Agaves have been harvested and used by humans for about 9,000 years. The enormous plant made up a sizable portion of prehistoric man’s food. Two agave species are native to Florida, although the most well-known, Agave americana, is from Mexico as are the majority of agave. There are three main edible components of this plant, all closely linked to lilies: flowers, stalks or basal rosettes, and sap. Less appetizing parts of the plant include the leaves.

Agaves can yield many pounds of blossoms per plant during the summer, which can be boiled or roasted. The summer stalks before they bloom can also be roasted and have a molasses-like flavor. After removing the stalk, if you leave a depression in the bottom, the sap will collect there and can be utilized to make tequila. The root must be handled carefully because it is corrosive; nevertheless, after being cooked for a few days, it becomes sweet. Flower nectar can be stored in bottles for up to two years and is used to produce sauces and sugar. This is simply a rough overview; the types of foods that can be consumed by each species vary considerably. Examine your personal agave.
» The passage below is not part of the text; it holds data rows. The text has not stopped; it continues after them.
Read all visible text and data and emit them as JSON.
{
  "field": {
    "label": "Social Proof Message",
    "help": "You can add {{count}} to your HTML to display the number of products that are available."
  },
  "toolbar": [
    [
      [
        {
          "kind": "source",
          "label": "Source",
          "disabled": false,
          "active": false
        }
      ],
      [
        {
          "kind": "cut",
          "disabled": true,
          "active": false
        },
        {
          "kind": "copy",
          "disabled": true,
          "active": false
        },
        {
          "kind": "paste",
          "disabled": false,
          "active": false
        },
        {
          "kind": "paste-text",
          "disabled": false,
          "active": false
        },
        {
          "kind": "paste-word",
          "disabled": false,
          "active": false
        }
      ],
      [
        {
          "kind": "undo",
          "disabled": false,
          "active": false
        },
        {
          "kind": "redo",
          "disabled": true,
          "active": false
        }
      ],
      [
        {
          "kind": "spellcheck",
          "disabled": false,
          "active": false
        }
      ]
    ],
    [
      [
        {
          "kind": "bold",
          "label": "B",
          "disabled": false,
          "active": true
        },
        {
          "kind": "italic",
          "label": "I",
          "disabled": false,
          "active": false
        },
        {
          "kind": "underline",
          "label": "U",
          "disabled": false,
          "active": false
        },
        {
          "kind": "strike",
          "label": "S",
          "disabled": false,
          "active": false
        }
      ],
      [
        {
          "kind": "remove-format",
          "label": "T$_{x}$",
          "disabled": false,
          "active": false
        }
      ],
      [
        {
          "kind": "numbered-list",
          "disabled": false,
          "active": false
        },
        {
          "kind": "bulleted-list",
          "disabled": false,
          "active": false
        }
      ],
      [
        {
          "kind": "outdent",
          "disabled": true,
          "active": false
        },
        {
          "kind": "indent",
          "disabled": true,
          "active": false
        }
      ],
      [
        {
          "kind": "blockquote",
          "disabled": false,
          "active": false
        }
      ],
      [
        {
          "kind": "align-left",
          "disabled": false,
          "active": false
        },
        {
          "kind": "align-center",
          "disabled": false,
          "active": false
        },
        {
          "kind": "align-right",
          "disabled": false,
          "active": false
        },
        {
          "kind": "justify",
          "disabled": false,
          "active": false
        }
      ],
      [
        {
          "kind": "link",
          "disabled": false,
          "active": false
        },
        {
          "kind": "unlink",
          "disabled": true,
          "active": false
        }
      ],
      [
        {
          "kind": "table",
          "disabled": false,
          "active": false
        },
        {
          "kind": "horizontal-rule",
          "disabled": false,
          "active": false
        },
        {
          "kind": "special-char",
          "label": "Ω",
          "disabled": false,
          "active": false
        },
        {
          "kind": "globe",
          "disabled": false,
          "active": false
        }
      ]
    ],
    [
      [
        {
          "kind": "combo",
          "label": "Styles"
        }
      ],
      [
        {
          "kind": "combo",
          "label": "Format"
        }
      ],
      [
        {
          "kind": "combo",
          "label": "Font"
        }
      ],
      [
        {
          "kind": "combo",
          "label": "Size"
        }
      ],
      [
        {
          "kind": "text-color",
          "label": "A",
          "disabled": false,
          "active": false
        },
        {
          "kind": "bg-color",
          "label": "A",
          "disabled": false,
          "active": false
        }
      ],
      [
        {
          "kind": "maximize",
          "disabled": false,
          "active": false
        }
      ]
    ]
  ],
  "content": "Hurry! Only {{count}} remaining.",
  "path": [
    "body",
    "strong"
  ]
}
In the winter and spring, the leaves are thick with sap and contain saponins. They are roastable. After chewing them, you spit the fiber out. The leaves can also be boiled, but you should try a small amount first. The juice and leaves may be too bitter to consume. Make sure you have an edible agave species; there are more than 200 of them. Spine configuration, length, and form aid in identifying the species. Most plants yield good cordage from their leaves.

A warning: Calcium oxalates and raphides in raw agave juice might lead to dermatitis. DO NOT USE a chainsaw to cut. PORT AN EYE PROTECTOR.

Many agave plants only flower once, growing a long stalk of fragrant blossoms, and then going extinct. With the exception of the green sections, the plant’s body and the bases of its leaves contain the majority of its sugar and carbs. The amount of sugar and carbs in the plant grows with age, as does how tasty it is. Despite how common the foraging guideline is “Agaves are best when they are old and rugged, not young and delicate.

Between 1738 and 1768, Miguel del Barco, a Jesuit priest at the Mission San Javier in the Sierra de la Giganta, produced a thorough account of the locals’ use of the agave. They used hardwood tools to cut up the plants, emphasizing the upper half because it was the most sensitive and juicy for consumption. They knew exactly when a plant was about to flower. After removing the top, they stripped the plant of its leaves before baking it in the pit.

Typically, this included excavating a pit, filling it with pebbles, lighting a large fire in the pit, placing the plant in the pit, covering it to retain heat, and returning the next day for dinner. That resulted in some of the agave being partially cooked, and there is evidence that some of them were also consumed raw.

Agave flowers are traditionally cooked and mixed with scrambled eggs in the Tehuacan region of Mexico. The Indians of Oaxaca also build a covering out of the top leaf layer to keep food fresh and safe.

It’s challenging to classify agave as something you would forage because they are so enormous. Furthermore, there is a ton of food there. It might be thought of as a food reserve. The greatest time to obtain one, aside from when it is in bloom or on the stalk, is when land is being cleared or remodeled. Then locate a village to assist you in preparing and eating it.

Americana, atrovirens, cantala, chrysantha, complicata, crassipina, deserti, palmeri, paryi, salmiana, scabra, shawii, sisalana, tequilana, and utahensis are some of the plants that have been used in some capacity as food. Abstain from A. lechuguilla. It can be found in Texas, New Mexico, and northern Mexico and is known to be toxic. It is occasionally grown for decorative purposes. Sheep, goats, and even cattle have been reported to become ill from it, but not horses.

A hardware shop for nature is the agave. A few manufacture fiber, didgeridoos, pens, nails, and razor strops. The uncooked leaves can be pounded into a frothy substance resembling soap.

The Greek term for agave is pronounced (ag-AH-vee) in English “AH-ghav-nos, which refers to the plant in flower and means noble or renowned. Americana is short for “of the Americas” (a-mer-i-KAY-na).